Does anyone have any experience with this, if so does it work or are there some pitfalls. I was going to produce a static html site from our database but use the php in the background for functionality; but if this avoids the need to do that it maybe useful (i think!). Any advice would be much appreciated. TIA. Stuart.
Whether this has any effect on the way search engines treat the page I don't know - I've not seen any yet.
Generally I produce static pages as you were considering, just to be on the safe side - would it be a major task to do that on your site?
I know its a never ending question but whilst i'm here and because we're so new too this can i ask if you have any general tips or know any major pitfalls to this sort of set up?
We currently produce static pages offline using templates and a java pagebuilder, but whats the best set up if we have a mysql database online (sychronised in parts offline).

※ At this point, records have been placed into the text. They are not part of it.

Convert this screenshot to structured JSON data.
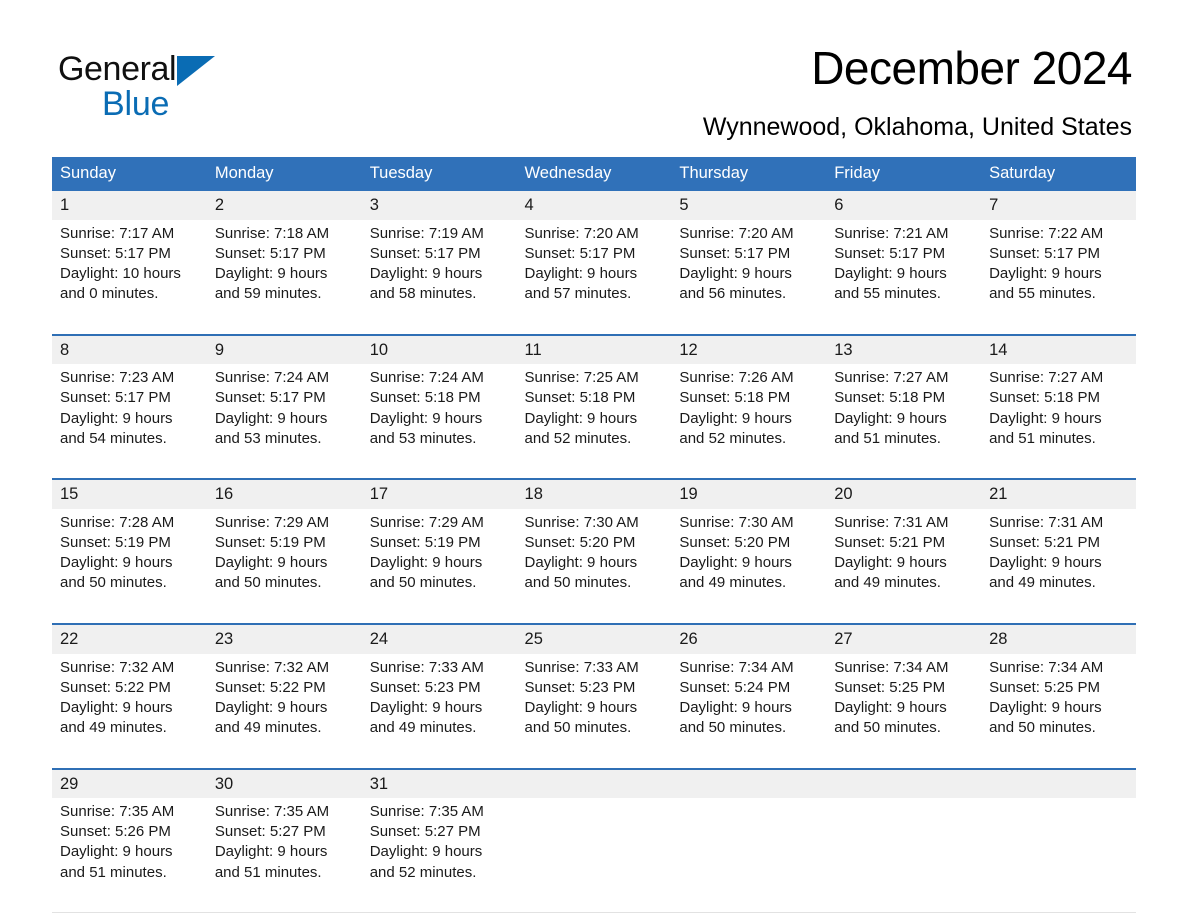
{
  "brand": {
    "word1": "General",
    "word2": "Blue",
    "logo_icon": "triangle-logo-icon",
    "accent_color": "#0a6cb4"
  },
  "header": {
    "month_title": "December 2024",
    "location": "Wynnewood, Oklahoma, United States"
  },
  "calendar": {
    "header_color": "#3071b9",
    "row_divider_color": "#2f6fb5",
    "daynum_band_color": "#f0f0f0",
    "weekday_headers": [
      "Sunday",
      "Monday",
      "Tuesday",
      "Wednesday",
      "Thursday",
      "Friday",
      "Saturday"
    ],
    "weeks": [
      [
        {
          "day": "1",
          "sunrise": "Sunrise: 7:17 AM",
          "sunset": "Sunset: 5:17 PM",
          "daylight1": "Daylight: 10 hours",
          "daylight2": "and 0 minutes."
        },
        {
          "day": "2",
          "sunrise": "Sunrise: 7:18 AM",
          "sunset": "Sunset: 5:17 PM",
          "daylight1": "Daylight: 9 hours",
          "daylight2": "and 59 minutes."
        },
        {
          "day": "3",
          "sunrise": "Sunrise: 7:19 AM",
          "sunset": "Sunset: 5:17 PM",
          "daylight1": "Daylight: 9 hours",
          "daylight2": "and 58 minutes."
        },
        {
          "day": "4",
          "sunrise": "Sunrise: 7:20 AM",
          "sunset": "Sunset: 5:17 PM",
          "daylight1": "Daylight: 9 hours",
          "daylight2": "and 57 minutes."
        },
        {
          "day": "5",
          "sunrise": "Sunrise: 7:20 AM",
          "sunset": "Sunset: 5:17 PM",
          "daylight1": "Daylight: 9 hours",
          "daylight2": "and 56 minutes."
        },
        {
          "day": "6",
          "sunrise": "Sunrise: 7:21 AM",
          "sunset": "Sunset: 5:17 PM",
          "daylight1": "Daylight: 9 hours",
          "daylight2": "and 55 minutes."
        },
        {
          "day": "7",
          "sunrise": "Sunrise: 7:22 AM",
          "sunset": "Sunset: 5:17 PM",
          "daylight1": "Daylight: 9 hours",
          "daylight2": "and 55 minutes."
        }
      ],
      [
        {
          "day": "8",
          "sunrise": "Sunrise: 7:23 AM",
          "sunset": "Sunset: 5:17 PM",
          "daylight1": "Daylight: 9 hours",
          "daylight2": "and 54 minutes."
        },
        {
          "day": "9",
          "sunrise": "Sunrise: 7:24 AM",
          "sunset": "Sunset: 5:17 PM",
          "daylight1": "Daylight: 9 hours",
          "daylight2": "and 53 minutes."
        },
        {
          "day": "10",
          "sunrise": "Sunrise: 7:24 AM",
          "sunset": "Sunset: 5:18 PM",
          "daylight1": "Daylight: 9 hours",
          "daylight2": "and 53 minutes."
        },
        {
          "day": "11",
          "sunrise": "Sunrise: 7:25 AM",
          "sunset": "Sunset: 5:18 PM",
          "daylight1": "Daylight: 9 hours",
          "daylight2": "and 52 minutes."
        },
        {
          "day": "12",
          "sunrise": "Sunrise: 7:26 AM",
          "sunset": "Sunset: 5:18 PM",
          "daylight1": "Daylight: 9 hours",
          "daylight2": "and 52 minutes."
        },
        {
          "day": "13",
          "sunrise": "Sunrise: 7:27 AM",
          "sunset": "Sunset: 5:18 PM",
          "daylight1": "Daylight: 9 hours",
          "daylight2": "and 51 minutes."
        },
        {
          "day": "14",
          "sunrise": "Sunrise: 7:27 AM",
          "sunset": "Sunset: 5:18 PM",
          "daylight1": "Daylight: 9 hours",
          "daylight2": "and 51 minutes."
        }
      ],
      [
        {
          "day": "15",
          "sunrise": "Sunrise: 7:28 AM",
          "sunset": "Sunset: 5:19 PM",
          "daylight1": "Daylight: 9 hours",
          "daylight2": "and 50 minutes."
        },
        {
          "day": "16",
          "sunrise": "Sunrise: 7:29 AM",
          "sunset": "Sunset: 5:19 PM",
          "daylight1": "Daylight: 9 hours",
          "daylight2": "and 50 minutes."
        },
        {
          "day": "17",
          "sunrise": "Sunrise: 7:29 AM",
          "sunset": "Sunset: 5:19 PM",
          "daylight1": "Daylight: 9 hours",
          "daylight2": "and 50 minutes."
        },
        {
          "day": "18",
          "sunrise": "Sunrise: 7:30 AM",
          "sunset": "Sunset: 5:20 PM",
          "daylight1": "Daylight: 9 hours",
          "daylight2": "and 50 minutes."
        },
        {
          "day": "19",
          "sunrise": "Sunrise: 7:30 AM",
          "sunset": "Sunset: 5:20 PM",
          "daylight1": "Daylight: 9 hours",
          "daylight2": "and 49 minutes."
        },
        {
          "day": "20",
          "sunrise": "Sunrise: 7:31 AM",
          "sunset": "Sunset: 5:21 PM",
          "daylight1": "Daylight: 9 hours",
          "daylight2": "and 49 minutes."
        },
        {
          "day": "21",
          "sunrise": "Sunrise: 7:31 AM",
          "sunset": "Sunset: 5:21 PM",
          "daylight1": "Daylight: 9 hours",
          "daylight2": "and 49 minutes."
        }
      ],
      [
        {
          "day": "22",
          "sunrise": "Sunrise: 7:32 AM",
          "sunset": "Sunset: 5:22 PM",
          "daylight1": "Daylight: 9 hours",
          "daylight2": "and 49 minutes."
        },
        {
          "day": "23",
          "sunrise": "Sunrise: 7:32 AM",
          "sunset": "Sunset: 5:22 PM",
          "daylight1": "Daylight: 9 hours",
          "daylight2": "and 49 minutes."
        },
        {
          "day": "24",
          "sunrise": "Sunrise: 7:33 AM",
          "sunset": "Sunset: 5:23 PM",
          "daylight1": "Daylight: 9 hours",
          "daylight2": "and 49 minutes."
        },
        {
          "day": "25",
          "sunrise": "Sunrise: 7:33 AM",
          "sunset": "Sunset: 5:23 PM",
          "daylight1": "Daylight: 9 hours",
          "daylight2": "and 50 minutes."
        },
        {
          "day": "26",
          "sunrise": "Sunrise: 7:34 AM",
          "sunset": "Sunset: 5:24 PM",
          "daylight1": "Daylight: 9 hours",
          "daylight2": "and 50 minutes."
        },
        {
          "day": "27",
          "sunrise": "Sunrise: 7:34 AM",
          "sunset": "Sunset: 5:25 PM",
          "daylight1": "Daylight: 9 hours",
          "daylight2": "and 50 minutes."
        },
        {
          "day": "28",
          "sunrise": "Sunrise: 7:34 AM",
          "sunset": "Sunset: 5:25 PM",
          "daylight1": "Daylight: 9 hours",
          "daylight2": "and 50 minutes."
        }
      ],
      [
        {
          "day": "29",
          "sunrise": "Sunrise: 7:35 AM",
          "sunset": "Sunset: 5:26 PM",
          "daylight1": "Daylight: 9 hours",
          "daylight2": "and 51 minutes."
        },
        {
          "day": "30",
          "sunrise": "Sunrise: 7:35 AM",
          "sunset": "Sunset: 5:27 PM",
          "daylight1": "Daylight: 9 hours",
          "daylight2": "and 51 minutes."
        },
        {
          "day": "31",
          "sunrise": "Sunrise: 7:35 AM",
          "sunset": "Sunset: 5:27 PM",
          "daylight1": "Daylight: 9 hours",
          "daylight2": "and 52 minutes."
        },
        {
          "day": "",
          "sunrise": "",
          "sunset": "",
          "daylight1": "",
          "daylight2": ""
        },
        {
          "day": "",
          "sunrise": "",
          "sunset": "",
          "daylight1": "",
          "daylight2": ""
        },
        {
          "day": "",
          "sunrise": "",
          "sunset": "",
          "daylight1": "",
          "daylight2": ""
        },
        {
          "day": "",
          "sunrise": "",
          "sunset": "",
          "daylight1": "",
          "daylight2": ""
        }
      ]
    ]
  }
}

How longs a piece of string, right!?!
Hehe, that's about right ;)
Much depends on the design of your site. In my case I build the site in Perl or PHP, using modules / includes to provide the templates.
Rather than using a single dynamic 'display' page that pulls data from a database (eg display.php?product=1), I use individual files that act as a wrapper for the display routines - eg file product1.php would simply consist of:
All internal navigation points to these wrapper pages rather than the actual pages that generate the dynamic content, so there's a fully spiderable site structure there that doesn't rely on query strings. Whether this structure is the main navigation of the site or done through building a site map is up to you.
At this point you could use the AddType 'trick' to name the pages as .html, but I use a Perl script to spider the site and save the spidered pages as static html, adjusting the internal links from .php to .html, which effectively generates a static 'mirror' of the site. Once functionality is required (eg 'add to cart'), the original PHP pages take over.
All this is done on the development server, and I then transfer the whole lot to the production server.
I'm sure there are many other approaches but I've found this one to be the most effective for me.
I didn't realize the header info, thanks sugarkane, the thought actually never crossed my mind.
as far as i know search engines dont care about the php in a pages, and there are many more widely used methods of finding if a page was dynamically created. This goes back to the http specification, if you are interested in knowing I will go on.
If you are going to be using php in all your pages any ways, the only problem I can see with the .html is deleting or causing an error in your .htaccess file could cause a lot of damage, including revealing the pass and username for your database. I know the odds are slim if you are using a production server but it could happen. There are ways around this if you would like to hear about it.
I don’t want to keep you too long,